April 19, 2019
Earlier this month, the U.S. Securities and Exchange Commission’s (SEC) investor advocate, Rick Fleming, expressed doubt about the push to regulate proxy advisors. His comments on the topic ignored the need for proxy reform and failed to address the valid arguments that have made the case for change in the industry. The Main Street Investors Coalition supports regulation of proxy advisors because it would protect retail investors’ assets. Fleming’s argument focused on whether institutional investors clients are satisfied with the services provided by proxy advisors to date.
In a speech, Fleming made the case against reform and stated his belief that the wrong people are raising issues with proxy advisors:
“Some have criticized proxy advisors and allege that they have conflicts of interest in their business models, factual errors in their analytical processes, and a political agenda that supports social policies at the expense of investment returns. All of these things would cause me great concern, except for one thing – the investors who are paying for this service are not the ones who are expressing those concerns.” (emphasis added)
Fleming delivered his remarks just a few days before a new study was published by the Spectrum Group which concluded, “retail shareholders are too often being used as a poster child by institutional intermediaries to support practices in shareholder voting that retail investors do not support.” The survey also found that 85 percent of investors support increased SEC oversight after being made aware of issues with proxy advisors.
In addition to retail investors, large institutional investors who do pay for proxy advisory services have acknowledged issues with proxy advisors.
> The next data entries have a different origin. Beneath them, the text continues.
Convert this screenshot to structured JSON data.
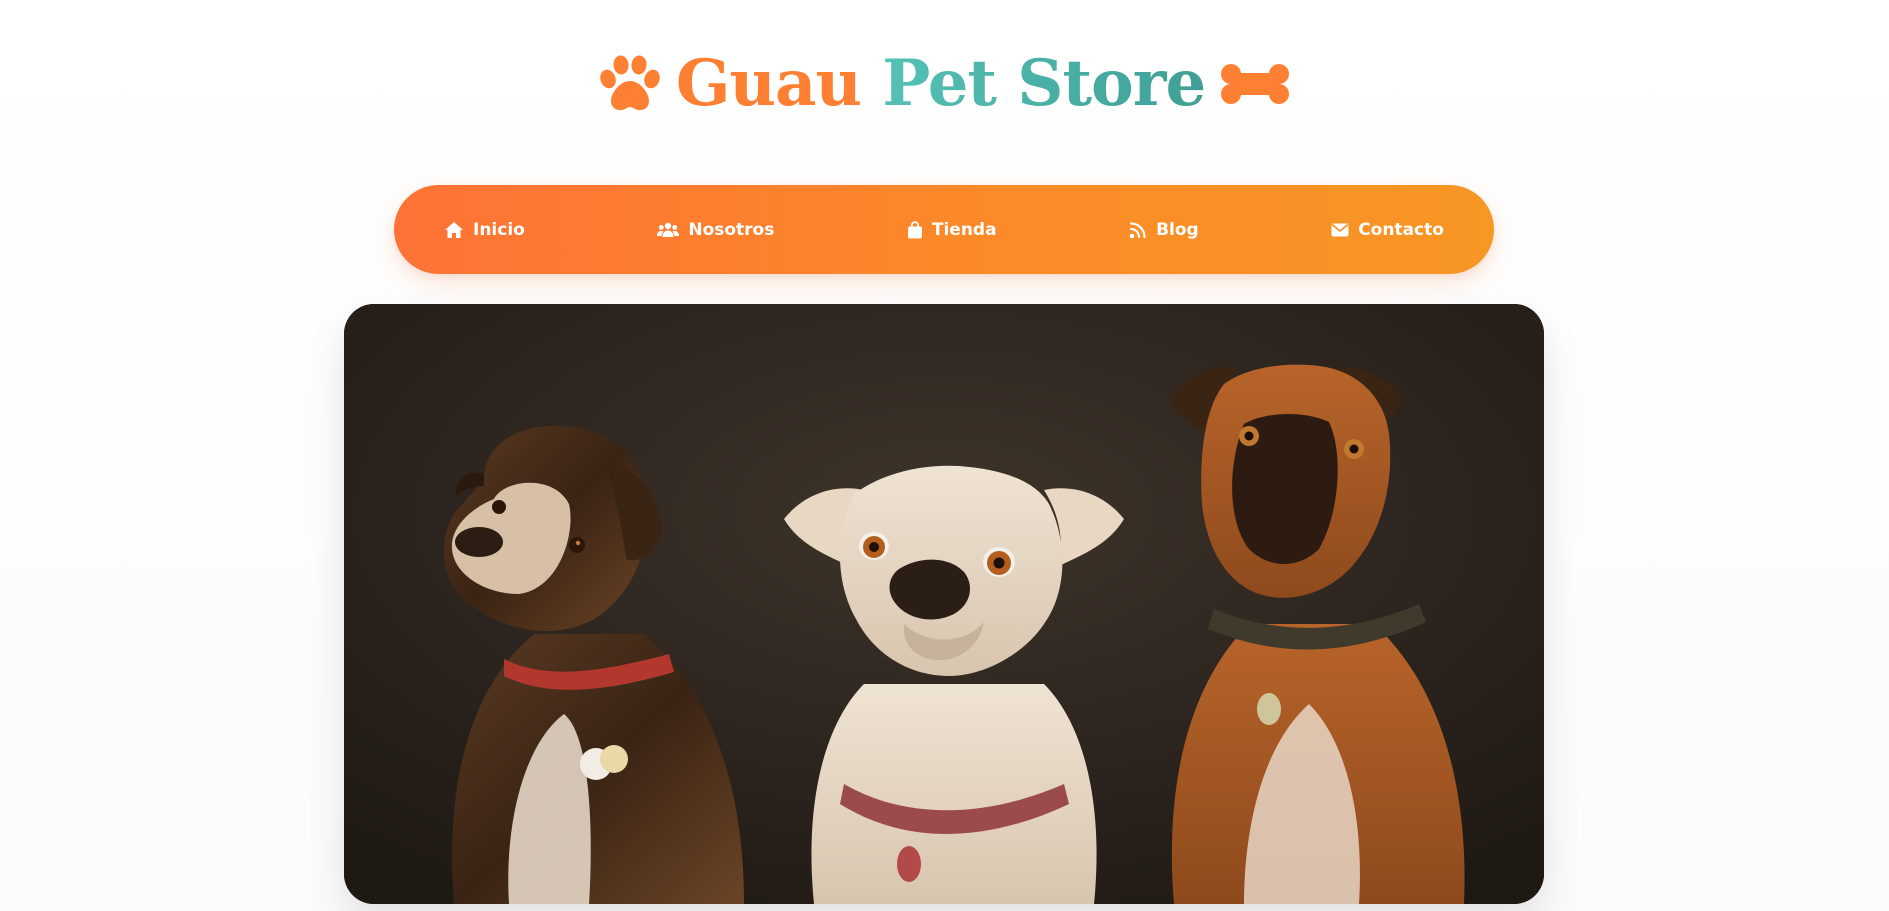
{
  "brand": {
    "word_1": "Guau",
    "word_2": "Pet Store",
    "left_icon": "paw-icon",
    "right_icon": "bone-icon",
    "colors": {
      "orange": "#ff7f33",
      "teal": "#4fb3a9"
    }
  },
  "nav": {
    "items": [
      {
        "label": "Inicio",
        "icon": "home-icon"
      },
      {
        "label": "Nosotros",
        "icon": "users-icon"
      },
      {
        "label": "Tienda",
        "icon": "shopping-bag-icon"
      },
      {
        "label": "Blog",
        "icon": "rss-icon"
      },
      {
        "label": "Contacto",
        "icon": "envelope-icon"
      }
    ],
    "gradient_start": "#ff7236",
    "gradient_end": "#f79724"
  },
  "hero": {
    "image": "three-dogs-photo"
  }
}
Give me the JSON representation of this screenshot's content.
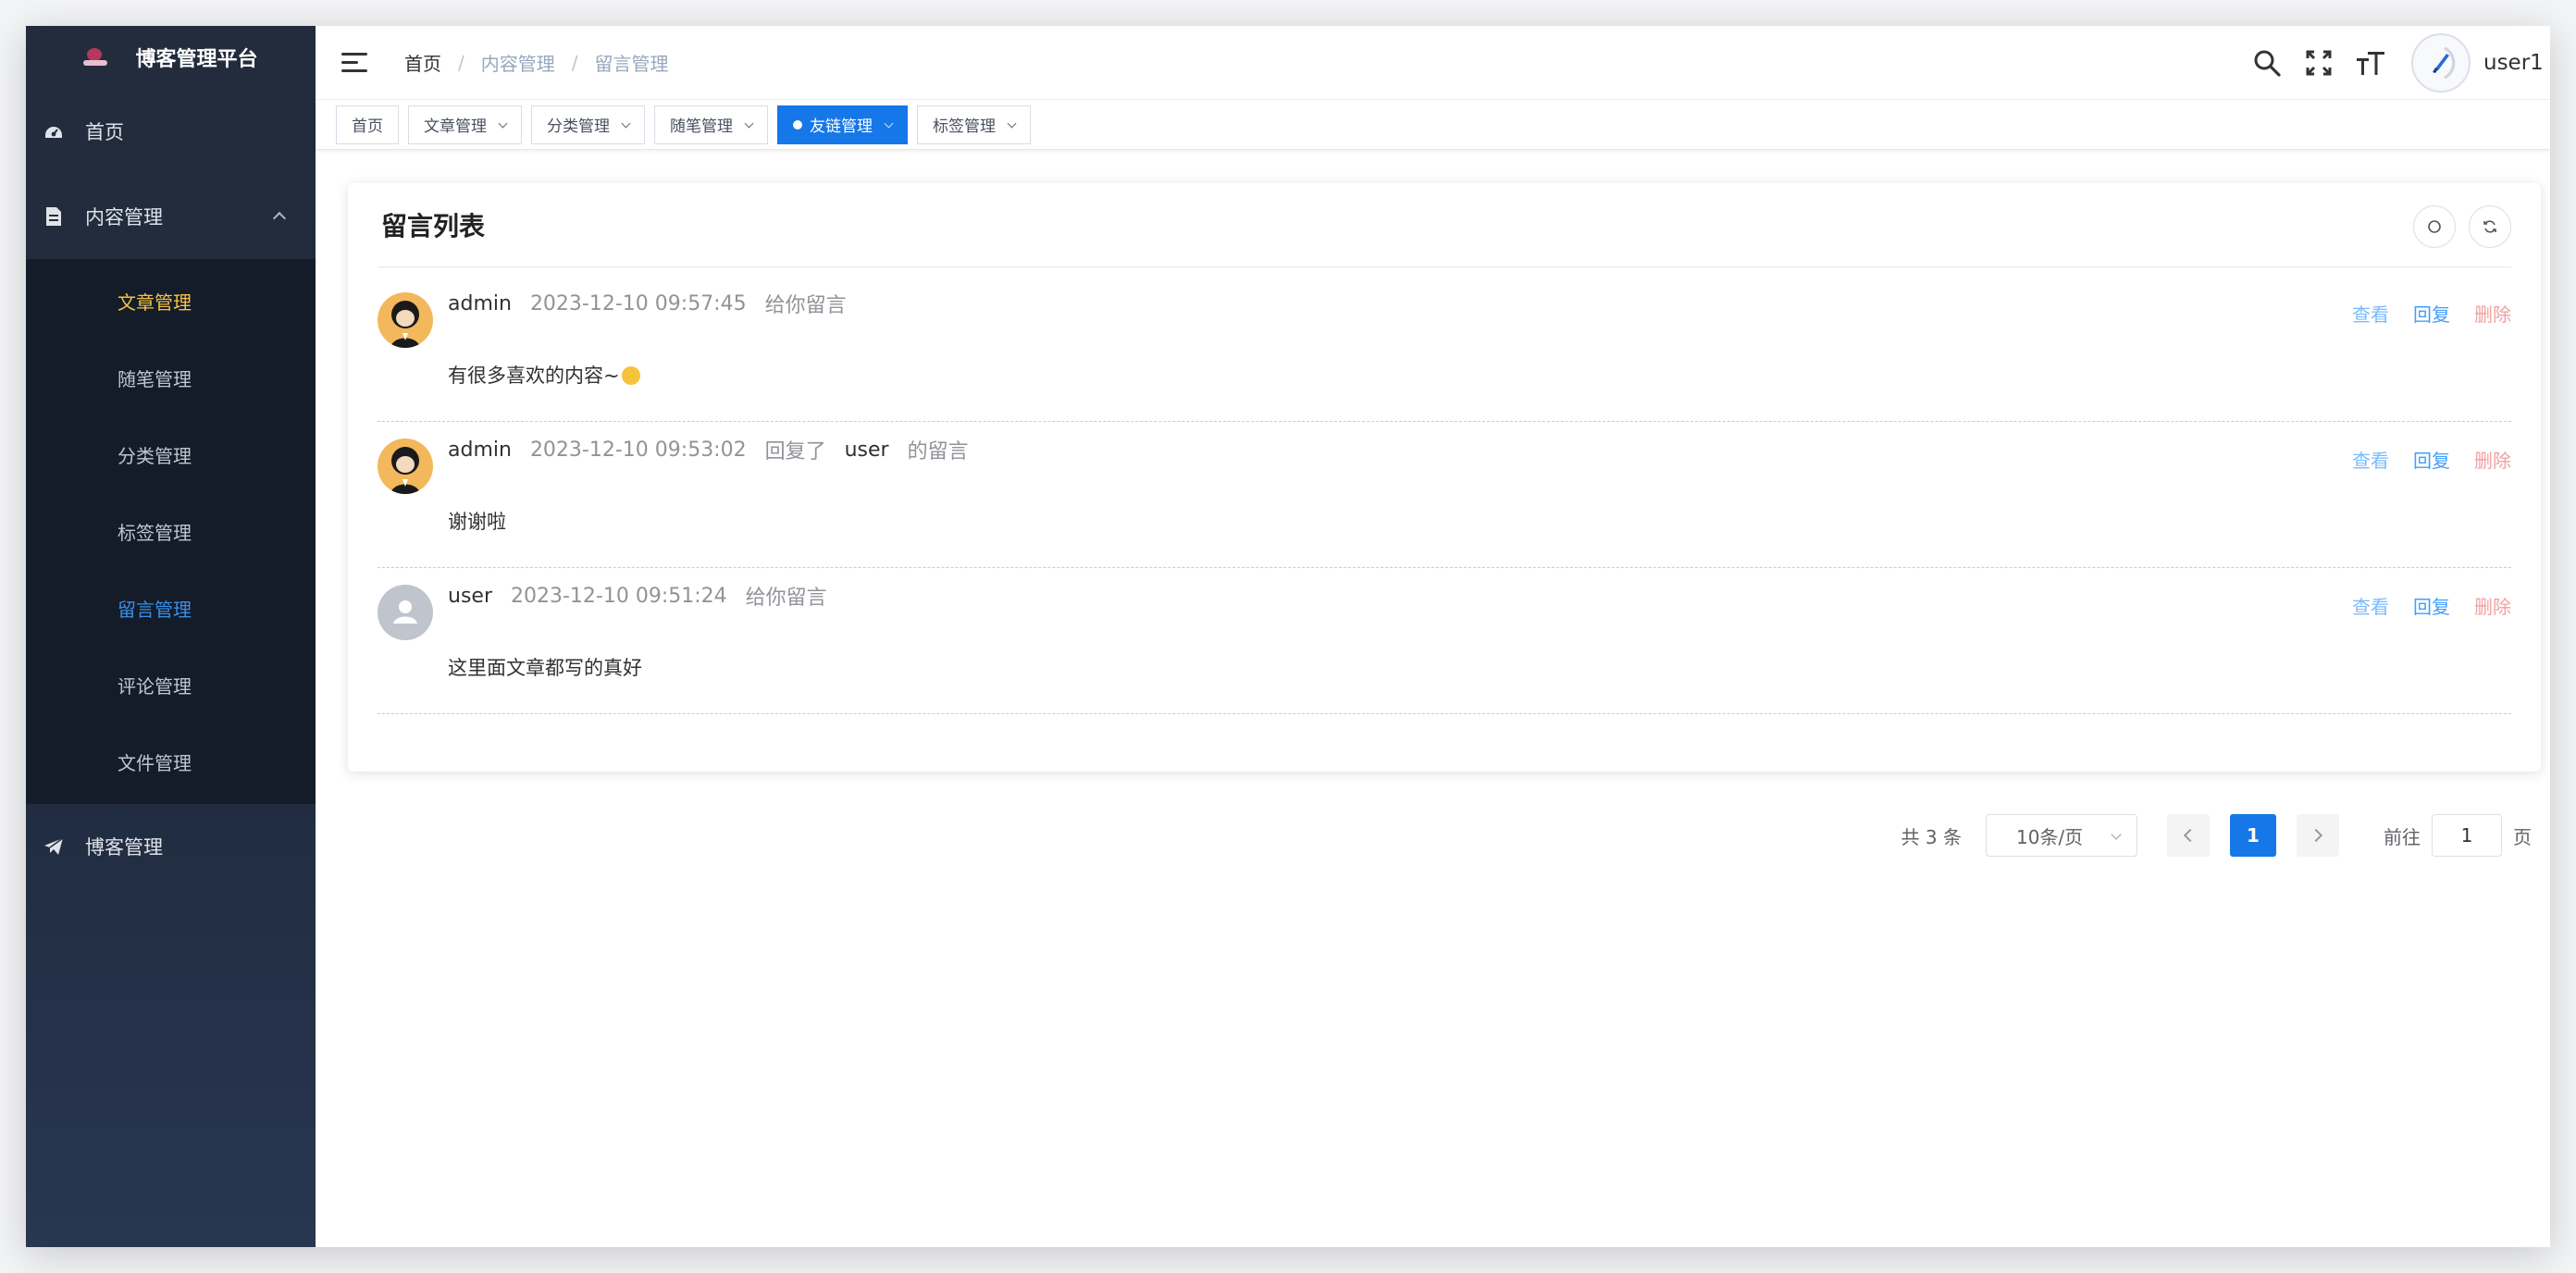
{
  "app": {
    "title": "博客管理平台"
  },
  "colors": {
    "sidebar_bg": "#222c3c",
    "accent": "#1677e8",
    "active_yellow": "#f6c342"
  },
  "sidebar": {
    "items": [
      {
        "label": "首页",
        "icon": "dashboard-icon"
      },
      {
        "label": "内容管理",
        "icon": "document-icon",
        "expanded": true
      },
      {
        "label": "博客管理",
        "icon": "paper-plane-icon"
      }
    ],
    "subitems": [
      {
        "label": "文章管理"
      },
      {
        "label": "随笔管理"
      },
      {
        "label": "分类管理"
      },
      {
        "label": "标签管理"
      },
      {
        "label": "留言管理"
      },
      {
        "label": "评论管理"
      },
      {
        "label": "文件管理"
      }
    ]
  },
  "header": {
    "breadcrumb": [
      "首页",
      "内容管理",
      "留言管理"
    ],
    "breadcrumb_sep": "/",
    "username": "user1"
  },
  "tags": [
    {
      "label": "首页"
    },
    {
      "label": "文章管理"
    },
    {
      "label": "分类管理"
    },
    {
      "label": "随笔管理"
    },
    {
      "label": "友链管理",
      "active": true
    },
    {
      "label": "标签管理"
    }
  ],
  "card": {
    "title": "留言列表",
    "messages": [
      {
        "name": "admin",
        "time": "2023-12-10 09:57:45",
        "action": "给你留言",
        "target": "",
        "target_suffix": "",
        "content": "有很多喜欢的内容~",
        "avatar": "admin-avatar"
      },
      {
        "name": "admin",
        "time": "2023-12-10 09:53:02",
        "action": "回复了",
        "target": "user",
        "target_suffix": "的留言",
        "content": "谢谢啦",
        "avatar": "admin-avatar"
      },
      {
        "name": "user",
        "time": "2023-12-10 09:51:24",
        "action": "给你留言",
        "target": "",
        "target_suffix": "",
        "content": "这里面文章都写的真好",
        "avatar": "user-default-avatar"
      }
    ],
    "ops": {
      "view": "查看",
      "reply": "回复",
      "delete": "删除"
    }
  },
  "pagination": {
    "total": "共 3 条",
    "page_size": "10条/页",
    "current": "1",
    "goto_prefix": "前往",
    "goto_value": "1",
    "goto_suffix": "页"
  }
}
These concerns have led many investment firms to conduct more corporate governance research in-house and Blackrock has even stated that all stakeholders would benefit from additional transparency of proxy advisors in their comment to the SEC:
“Resolving the existing inefficiencies and opacity would be consistent with our collective desire to enhance the quality of the proxy process research and promote competition within the industry.”
Fleming also glazed over the concern that some investment advisors are “robo-voting” in line with proxy advisors as an easy and cheap way to check the box and fulfill SEC created fiduciary requirements and even endorsed this practice:
“As many of you know, asset managers who hold shares in a wide range of companies face a logistical challenge in voting on numerous items each proxy season. Investment advisers are also required to vote shares in a way that is faithful to the fiduciary duties they owe their clients. To satisfy this obligation in a cost-effective way, many asset managers use the services of a proxy advisor.”
In other words, Fleming is not concerned about investment advisors outsourcing their responsibilities to the dominant two proxy advisory firms, who are not required to disclose the methodology behind their votes and do not employ company specific analysis to reach their recommendations.
This message undermines the good work of the SEC staff earlier this year when they withdrew the ISS and Egan-Jones no action letters, which rubber-stamped this practice by allowing investment advisors to wash their hands of their fiduciary duties by following proxy advisors’ recommendations.
Alternatively, Fleming should consider a proposal by the National Association of Manufacturers to address the issue of investment advisers voting on more issues than they can analyze each proxy season and have the SEC:
“…emphasize that investment advisers are always required to act in a client’s best interests, including in situations where choosing not to exercise their proxy voting authority is the best choice for an investor.”
Perhaps it is time for Investor Advocate Rick Fleming to review the mandate of his office, which is to provide a voice for investors and assist retail investors. Unfortunately, Fleming’s speech shows that he is only siding with certain investors and largely ignoring the arguments of others. The Main Street Investors Coalition invites Fleming to actually examine criticisms of proxy advisors and engage in a more substantive debate about how to best protect all investors.